Turkish spring might begin: MHP official

Turkish spring might begin: MHP official

Turkish spring might begin: MHP official

‘Turkish Spring is being started in the wake of Arab Spring’ says MHP deputy chairman Faruk Bal.

The government’s policies on the Kurdish issue have led to the emergence of a “Turkish Spring” in the wake of the Arab Spring that could have disastrous effects on the country’s unity, the Nationalist Movement Party (MHP) has said.

“The economic and social problems experienced under the guise of ‘the national unity and brotherhood opening,’ in the eastern and southeastern regions of Turkey caused a result that could end up with Turkey’s division,” MHP deputy chairman Faruk Bal said in a statement on Aug. 20 during a visit to the Central Anatolian province of Konya, adding that recent incidents in Şemdinli, the eastern district that witnessed weeks of intense fighting between the military and the outlawed Kurdistan Workers’ Party (PKK), were reflections of what has happened in northern Syria, where local Kurdish groups have assumed control.

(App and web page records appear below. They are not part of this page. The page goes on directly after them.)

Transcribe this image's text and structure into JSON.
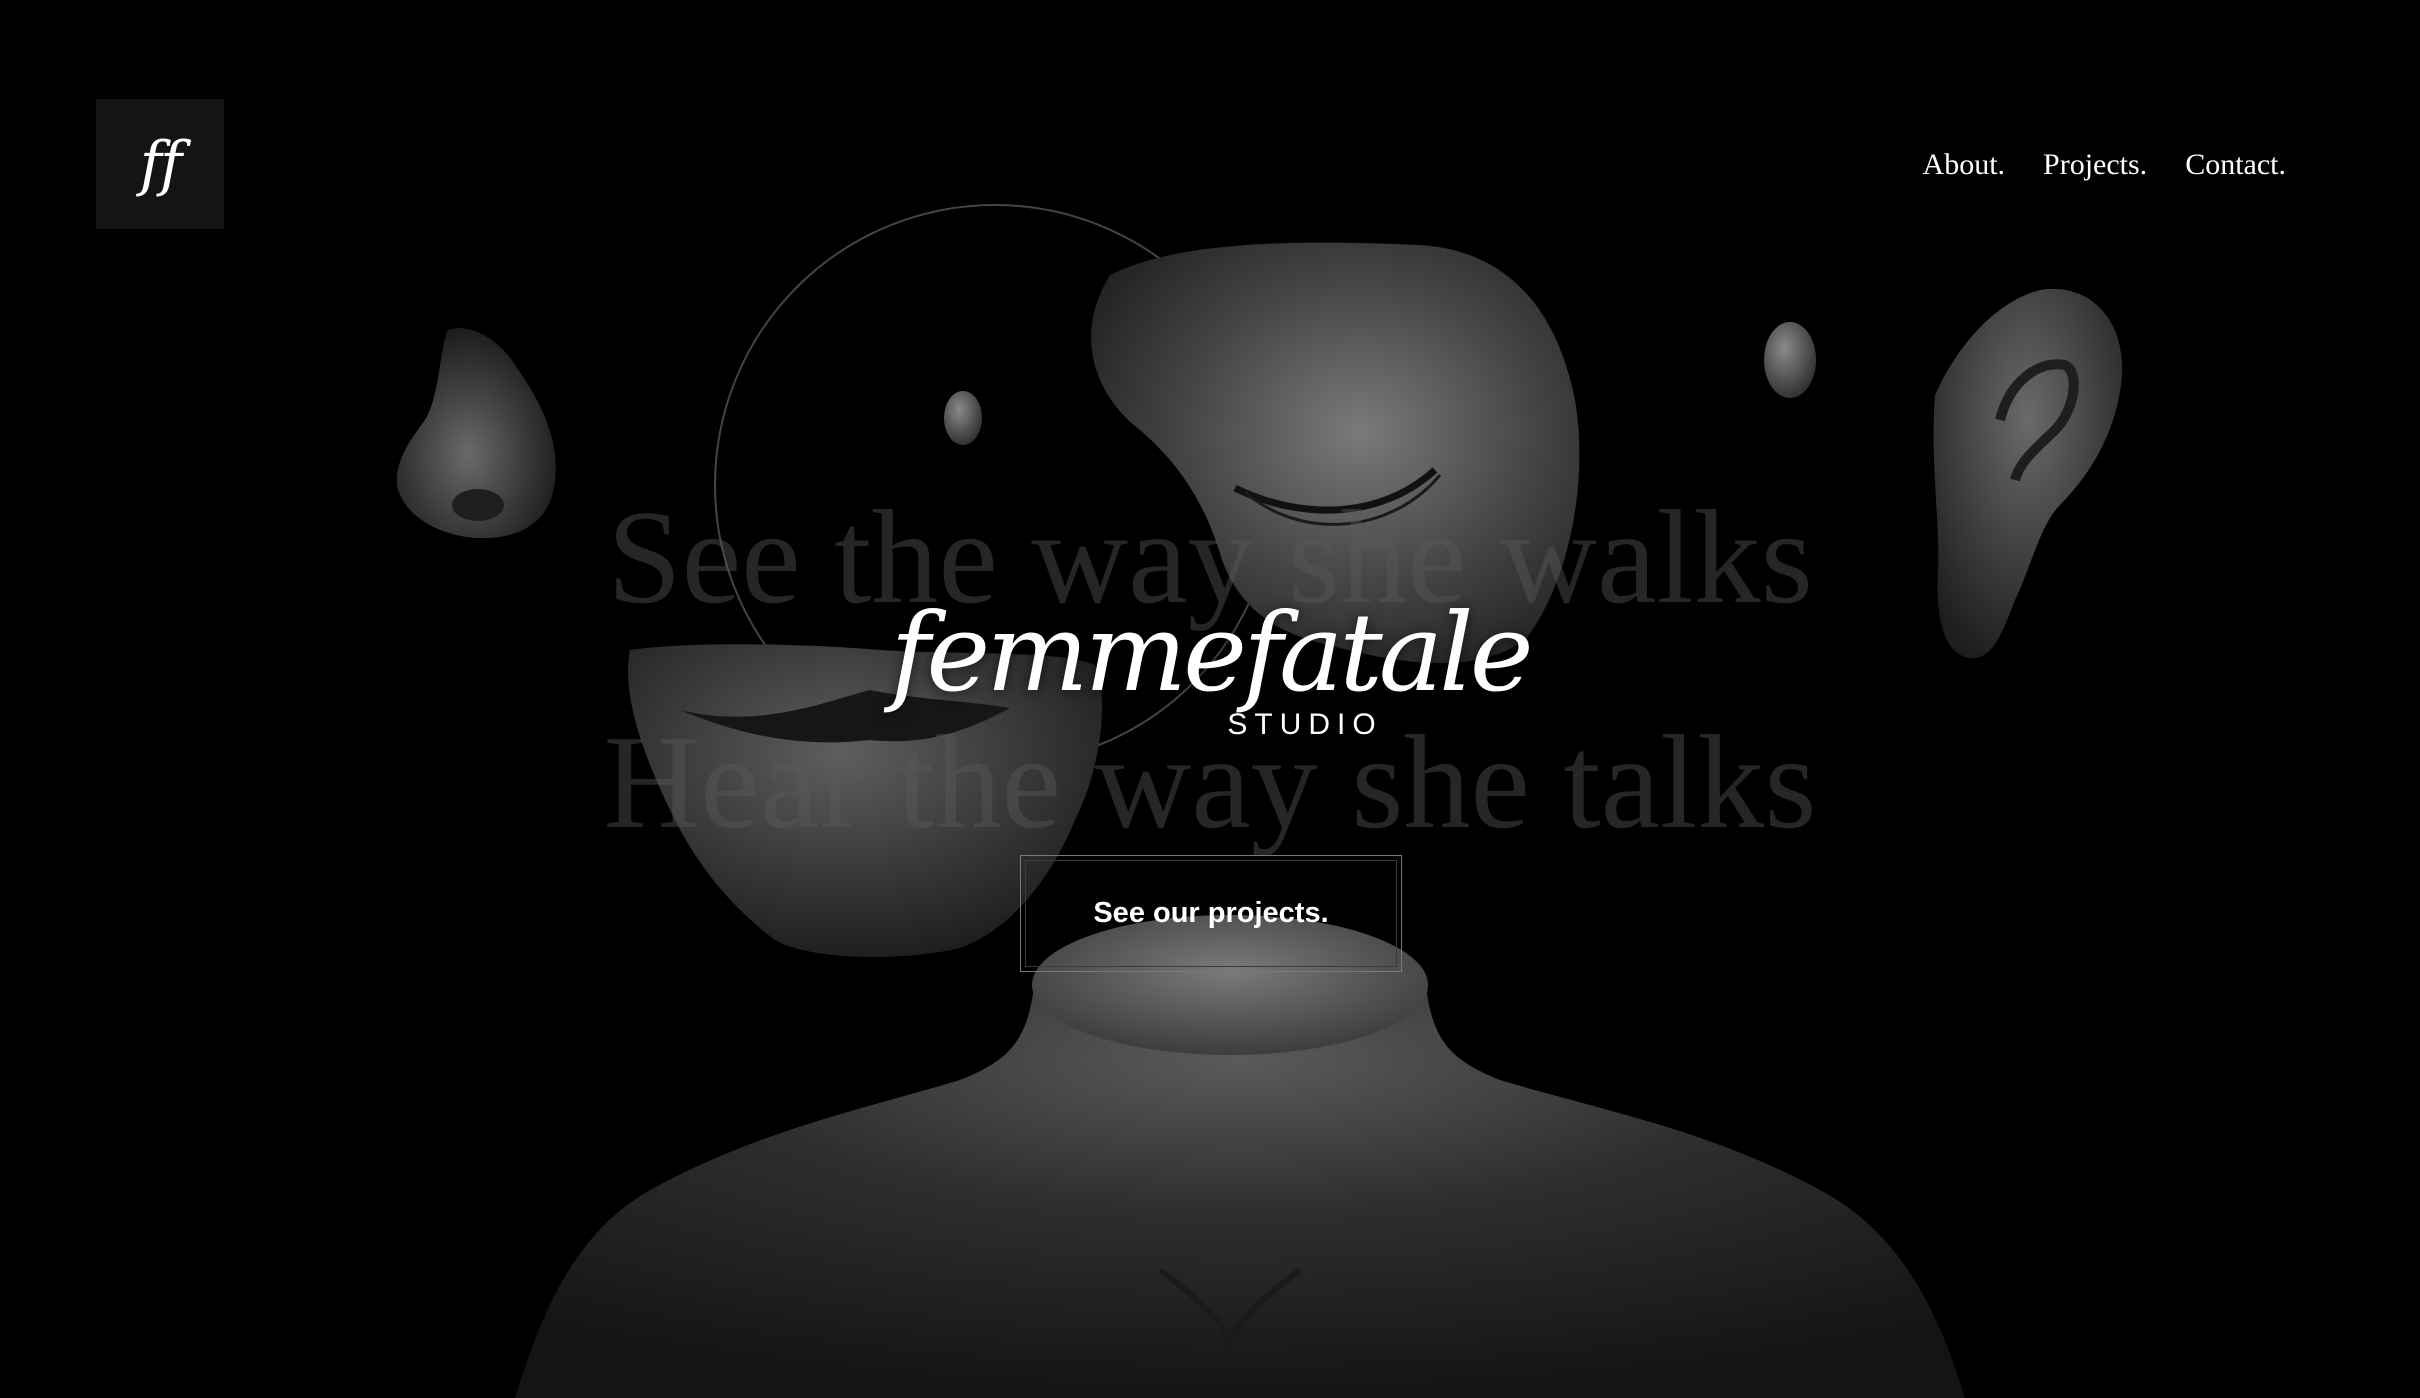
{
  "logo": {
    "monogram": "ff"
  },
  "nav": {
    "about": "About.",
    "projects": "Projects.",
    "contact": "Contact."
  },
  "hero": {
    "line1": "See the way she walks",
    "line2": "Hear the way she talks",
    "brand": "femmefatale",
    "brand_sub": "STUDIO",
    "cta": "See our projects."
  },
  "colors": {
    "background": "#000000",
    "text": "#ffffff",
    "tagline": "#3a3a3a",
    "cta_border": "#7a7a7a"
  }
}
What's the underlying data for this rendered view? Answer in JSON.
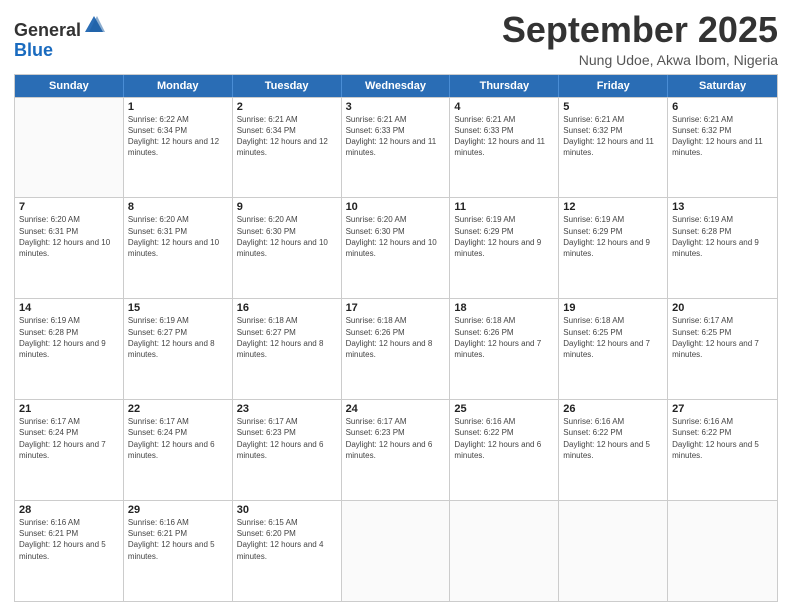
{
  "header": {
    "logo": {
      "general": "General",
      "blue": "Blue"
    },
    "title": "September 2025",
    "subtitle": "Nung Udoe, Akwa Ibom, Nigeria"
  },
  "days_of_week": [
    "Sunday",
    "Monday",
    "Tuesday",
    "Wednesday",
    "Thursday",
    "Friday",
    "Saturday"
  ],
  "weeks": [
    [
      {
        "day": "",
        "info": ""
      },
      {
        "day": "1",
        "info": "Sunrise: 6:22 AM\nSunset: 6:34 PM\nDaylight: 12 hours and 12 minutes."
      },
      {
        "day": "2",
        "info": "Sunrise: 6:21 AM\nSunset: 6:34 PM\nDaylight: 12 hours and 12 minutes."
      },
      {
        "day": "3",
        "info": "Sunrise: 6:21 AM\nSunset: 6:33 PM\nDaylight: 12 hours and 11 minutes."
      },
      {
        "day": "4",
        "info": "Sunrise: 6:21 AM\nSunset: 6:33 PM\nDaylight: 12 hours and 11 minutes."
      },
      {
        "day": "5",
        "info": "Sunrise: 6:21 AM\nSunset: 6:32 PM\nDaylight: 12 hours and 11 minutes."
      },
      {
        "day": "6",
        "info": "Sunrise: 6:21 AM\nSunset: 6:32 PM\nDaylight: 12 hours and 11 minutes."
      }
    ],
    [
      {
        "day": "7",
        "info": "Sunrise: 6:20 AM\nSunset: 6:31 PM\nDaylight: 12 hours and 10 minutes."
      },
      {
        "day": "8",
        "info": "Sunrise: 6:20 AM\nSunset: 6:31 PM\nDaylight: 12 hours and 10 minutes."
      },
      {
        "day": "9",
        "info": "Sunrise: 6:20 AM\nSunset: 6:30 PM\nDaylight: 12 hours and 10 minutes."
      },
      {
        "day": "10",
        "info": "Sunrise: 6:20 AM\nSunset: 6:30 PM\nDaylight: 12 hours and 10 minutes."
      },
      {
        "day": "11",
        "info": "Sunrise: 6:19 AM\nSunset: 6:29 PM\nDaylight: 12 hours and 9 minutes."
      },
      {
        "day": "12",
        "info": "Sunrise: 6:19 AM\nSunset: 6:29 PM\nDaylight: 12 hours and 9 minutes."
      },
      {
        "day": "13",
        "info": "Sunrise: 6:19 AM\nSunset: 6:28 PM\nDaylight: 12 hours and 9 minutes."
      }
    ],
    [
      {
        "day": "14",
        "info": "Sunrise: 6:19 AM\nSunset: 6:28 PM\nDaylight: 12 hours and 9 minutes."
      },
      {
        "day": "15",
        "info": "Sunrise: 6:19 AM\nSunset: 6:27 PM\nDaylight: 12 hours and 8 minutes."
      },
      {
        "day": "16",
        "info": "Sunrise: 6:18 AM\nSunset: 6:27 PM\nDaylight: 12 hours and 8 minutes."
      },
      {
        "day": "17",
        "info": "Sunrise: 6:18 AM\nSunset: 6:26 PM\nDaylight: 12 hours and 8 minutes."
      },
      {
        "day": "18",
        "info": "Sunrise: 6:18 AM\nSunset: 6:26 PM\nDaylight: 12 hours and 7 minutes."
      },
      {
        "day": "19",
        "info": "Sunrise: 6:18 AM\nSunset: 6:25 PM\nDaylight: 12 hours and 7 minutes."
      },
      {
        "day": "20",
        "info": "Sunrise: 6:17 AM\nSunset: 6:25 PM\nDaylight: 12 hours and 7 minutes."
      }
    ],
    [
      {
        "day": "21",
        "info": "Sunrise: 6:17 AM\nSunset: 6:24 PM\nDaylight: 12 hours and 7 minutes."
      },
      {
        "day": "22",
        "info": "Sunrise: 6:17 AM\nSunset: 6:24 PM\nDaylight: 12 hours and 6 minutes."
      },
      {
        "day": "23",
        "info": "Sunrise: 6:17 AM\nSunset: 6:23 PM\nDaylight: 12 hours and 6 minutes."
      },
      {
        "day": "24",
        "info": "Sunrise: 6:17 AM\nSunset: 6:23 PM\nDaylight: 12 hours and 6 minutes."
      },
      {
        "day": "25",
        "info": "Sunrise: 6:16 AM\nSunset: 6:22 PM\nDaylight: 12 hours and 6 minutes."
      },
      {
        "day": "26",
        "info": "Sunrise: 6:16 AM\nSunset: 6:22 PM\nDaylight: 12 hours and 5 minutes."
      },
      {
        "day": "27",
        "info": "Sunrise: 6:16 AM\nSunset: 6:22 PM\nDaylight: 12 hours and 5 minutes."
      }
    ],
    [
      {
        "day": "28",
        "info": "Sunrise: 6:16 AM\nSunset: 6:21 PM\nDaylight: 12 hours and 5 minutes."
      },
      {
        "day": "29",
        "info": "Sunrise: 6:16 AM\nSunset: 6:21 PM\nDaylight: 12 hours and 5 minutes."
      },
      {
        "day": "30",
        "info": "Sunrise: 6:15 AM\nSunset: 6:20 PM\nDaylight: 12 hours and 4 minutes."
      },
      {
        "day": "",
        "info": ""
      },
      {
        "day": "",
        "info": ""
      },
      {
        "day": "",
        "info": ""
      },
      {
        "day": "",
        "info": ""
      }
    ]
  ]
}
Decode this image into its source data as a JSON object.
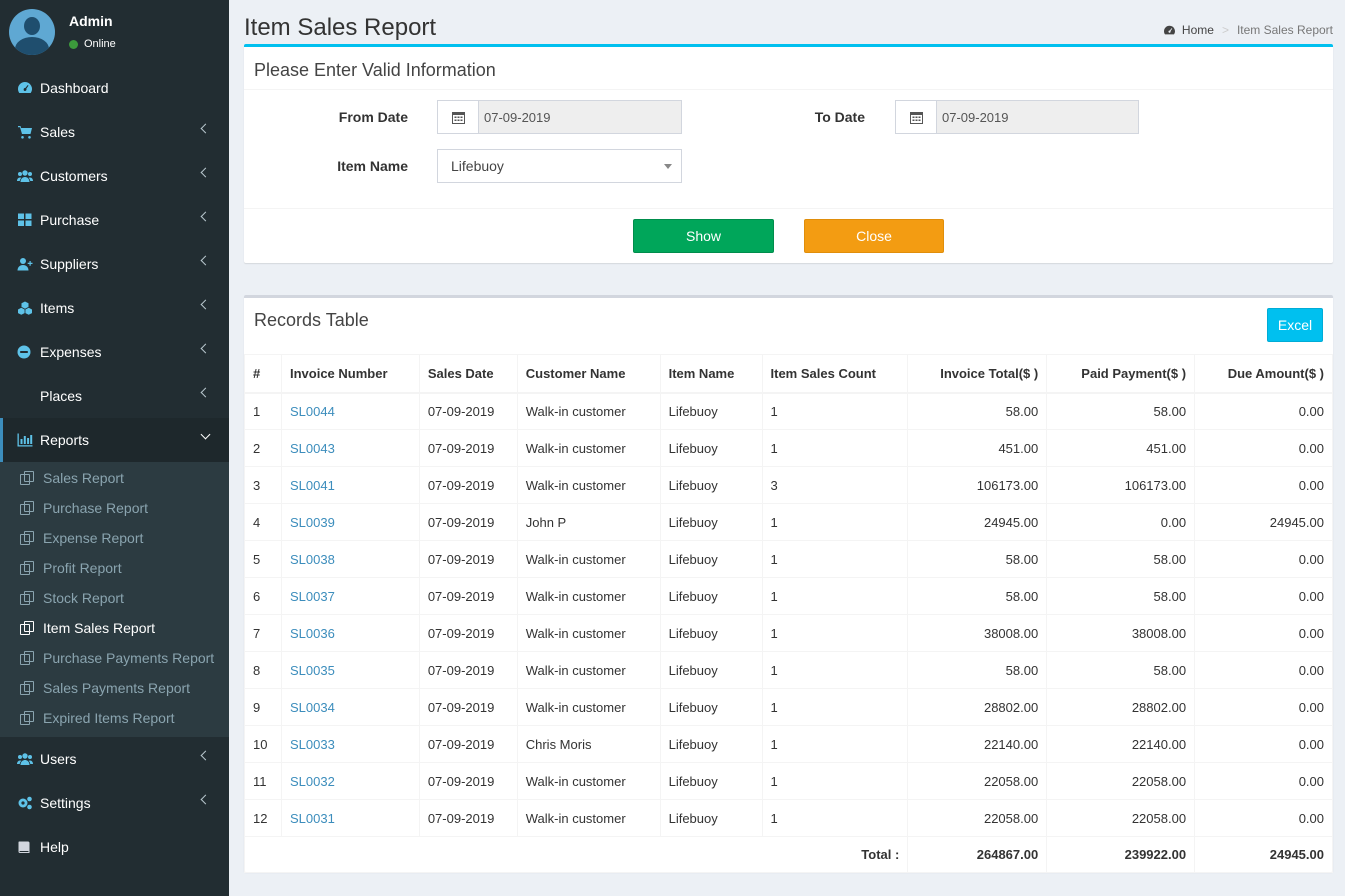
{
  "user": {
    "name": "Admin",
    "status": "Online"
  },
  "sidebar": {
    "items": [
      {
        "label": "Dashboard",
        "icon": "dashboard-icon"
      },
      {
        "label": "Sales",
        "icon": "cart-icon"
      },
      {
        "label": "Customers",
        "icon": "users-icon"
      },
      {
        "label": "Purchase",
        "icon": "grid-icon"
      },
      {
        "label": "Suppliers",
        "icon": "user-plus-icon"
      },
      {
        "label": "Items",
        "icon": "cubes-icon"
      },
      {
        "label": "Expenses",
        "icon": "minus-circle-icon"
      },
      {
        "label": "Places",
        "icon": "map-icon"
      },
      {
        "label": "Reports",
        "icon": "bar-chart-icon"
      }
    ],
    "reports_sub": [
      "Sales Report",
      "Purchase Report",
      "Expense Report",
      "Profit Report",
      "Stock Report",
      "Item Sales Report",
      "Purchase Payments Report",
      "Sales Payments Report",
      "Expired Items Report"
    ],
    "bottom_items": [
      {
        "label": "Users",
        "icon": "users-icon"
      },
      {
        "label": "Settings",
        "icon": "cogs-icon"
      },
      {
        "label": "Help",
        "icon": "book-icon"
      }
    ]
  },
  "header": {
    "title": "Item Sales Report",
    "breadcrumb_home": "Home",
    "breadcrumb_current": "Item Sales Report"
  },
  "form": {
    "title": "Please Enter Valid Information",
    "from_date_label": "From Date",
    "from_date_value": "07-09-2019",
    "to_date_label": "To Date",
    "to_date_value": "07-09-2019",
    "item_name_label": "Item Name",
    "item_name_value": "Lifebuoy",
    "show_label": "Show",
    "close_label": "Close"
  },
  "records": {
    "title": "Records Table",
    "excel_label": "Excel",
    "columns": [
      "#",
      "Invoice Number",
      "Sales Date",
      "Customer Name",
      "Item Name",
      "Item Sales Count",
      "Invoice Total($ )",
      "Paid Payment($ )",
      "Due Amount($ )"
    ],
    "rows": [
      [
        "1",
        "SL0044",
        "07-09-2019",
        "Walk-in customer",
        "Lifebuoy",
        "1",
        "58.00",
        "58.00",
        "0.00"
      ],
      [
        "2",
        "SL0043",
        "07-09-2019",
        "Walk-in customer",
        "Lifebuoy",
        "1",
        "451.00",
        "451.00",
        "0.00"
      ],
      [
        "3",
        "SL0041",
        "07-09-2019",
        "Walk-in customer",
        "Lifebuoy",
        "3",
        "106173.00",
        "106173.00",
        "0.00"
      ],
      [
        "4",
        "SL0039",
        "07-09-2019",
        "John P",
        "Lifebuoy",
        "1",
        "24945.00",
        "0.00",
        "24945.00"
      ],
      [
        "5",
        "SL0038",
        "07-09-2019",
        "Walk-in customer",
        "Lifebuoy",
        "1",
        "58.00",
        "58.00",
        "0.00"
      ],
      [
        "6",
        "SL0037",
        "07-09-2019",
        "Walk-in customer",
        "Lifebuoy",
        "1",
        "58.00",
        "58.00",
        "0.00"
      ],
      [
        "7",
        "SL0036",
        "07-09-2019",
        "Walk-in customer",
        "Lifebuoy",
        "1",
        "38008.00",
        "38008.00",
        "0.00"
      ],
      [
        "8",
        "SL0035",
        "07-09-2019",
        "Walk-in customer",
        "Lifebuoy",
        "1",
        "58.00",
        "58.00",
        "0.00"
      ],
      [
        "9",
        "SL0034",
        "07-09-2019",
        "Walk-in customer",
        "Lifebuoy",
        "1",
        "28802.00",
        "28802.00",
        "0.00"
      ],
      [
        "10",
        "SL0033",
        "07-09-2019",
        "Chris Moris",
        "Lifebuoy",
        "1",
        "22140.00",
        "22140.00",
        "0.00"
      ],
      [
        "11",
        "SL0032",
        "07-09-2019",
        "Walk-in customer",
        "Lifebuoy",
        "1",
        "22058.00",
        "22058.00",
        "0.00"
      ],
      [
        "12",
        "SL0031",
        "07-09-2019",
        "Walk-in customer",
        "Lifebuoy",
        "1",
        "22058.00",
        "22058.00",
        "0.00"
      ]
    ],
    "total_label": "Total :",
    "total_invoice": "264867.00",
    "total_paid": "239922.00",
    "total_due": "24945.00"
  },
  "colors": {
    "sidebar_bg": "#222d32",
    "accent": "#3c8dbc",
    "show_button": "#00a65a",
    "close_button": "#f39c12",
    "excel_button": "#00c0ef"
  }
}
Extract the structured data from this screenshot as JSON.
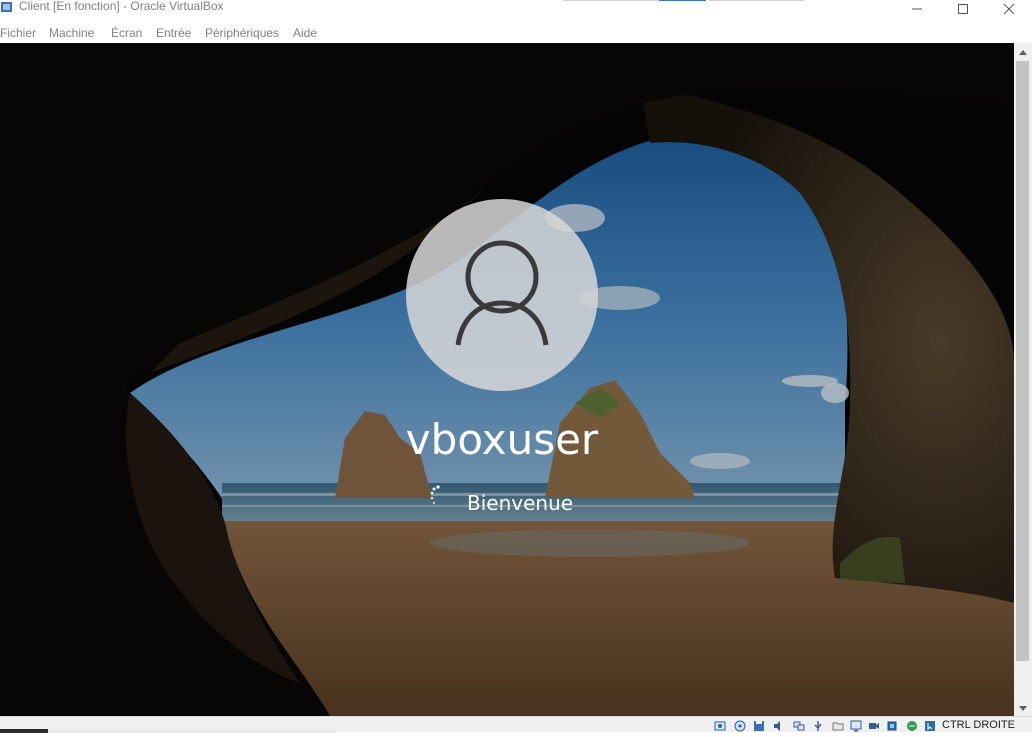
{
  "window": {
    "title": "Client [En fonction] - Oracle VirtualBox",
    "controls": [
      "minimize-icon",
      "maximize-icon",
      "close-icon"
    ]
  },
  "menu": {
    "items": [
      {
        "label": "Fichier"
      },
      {
        "label": "Machine"
      },
      {
        "label": "Écran"
      },
      {
        "label": "Entrée"
      },
      {
        "label": "Périphériques"
      },
      {
        "label": "Aide"
      }
    ]
  },
  "login": {
    "username": "vboxuser",
    "status": "Bienvenue",
    "avatar_icon": "user-icon",
    "spinner_icon": "loading-spinner-icon"
  },
  "statusbar": {
    "icons": [
      "hard-disk-icon",
      "optical-drive-icon",
      "floppy-icon",
      "audio-icon",
      "network-icon",
      "usb-icon",
      "shared-folders-icon",
      "display-icon",
      "recording-icon",
      "cpu-icon",
      "keyboard-capture-icon",
      "mouse-integration-icon"
    ],
    "host_key": "CTRL DROITE"
  },
  "colors": {
    "sky": "#3a7fc4",
    "sand": "#a9784a",
    "rock": "#2c2016",
    "avatar_bg": "#d8d8d8"
  }
}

“The PKK would have used hit-and-run tactics in Şemdinli before. But this time, the organization gave up this tactic and fought a war of position with the army of the Republic of Turkey. The PKK’s fight against the armed forces without leaving the field for more than 22 days in Şemdinli, and its engagement in the combat, hint that a ‘Turkish Spring’ is being started in the wake of the Arab Spring,” Bal said.

Meanwhile, Peace and Democracy Party (BDP) co-chair Gültan Kışanak and independent deputy Aysel Tuğluk, who was elected with the support of the BDP, told an Aug. 20 press conference in Diyarbakır that groups who had entered villages in Hakkari, Şemdinli and Yüksekova after the fight had become face to face with the “bare facts” about the battle.

“At the exit of Şemdinli, we saw the tanks equipped with the latest technology, a barricade with soldiers and the guerillas who were a few kilometers away from that barricade. Although these things are not discussed nowadays, they constitute the bare truth,” Kışanak said. “If you close your eyes and stay in a mood which avoids understanding this picture, you will spoil this country. Everyone should see this fact.” “It is necessary to see the reality of Şemdinli as a new phase in the Kurdish problem. Regarding this as a new period in the 30-year struggle and correctly defining it is essential,” Tuğluk said, adding that she evaluated the Aug. 17 encounter as a “meeting.” “We do not regard them as terrorists. They are the youth who had to take up arms. There are some insulting comments on the meeting [in the media]. I think everyone should meet the guerillas and listen to them. Then steps leading to a solution and peace could be taken,” Tuğluk said.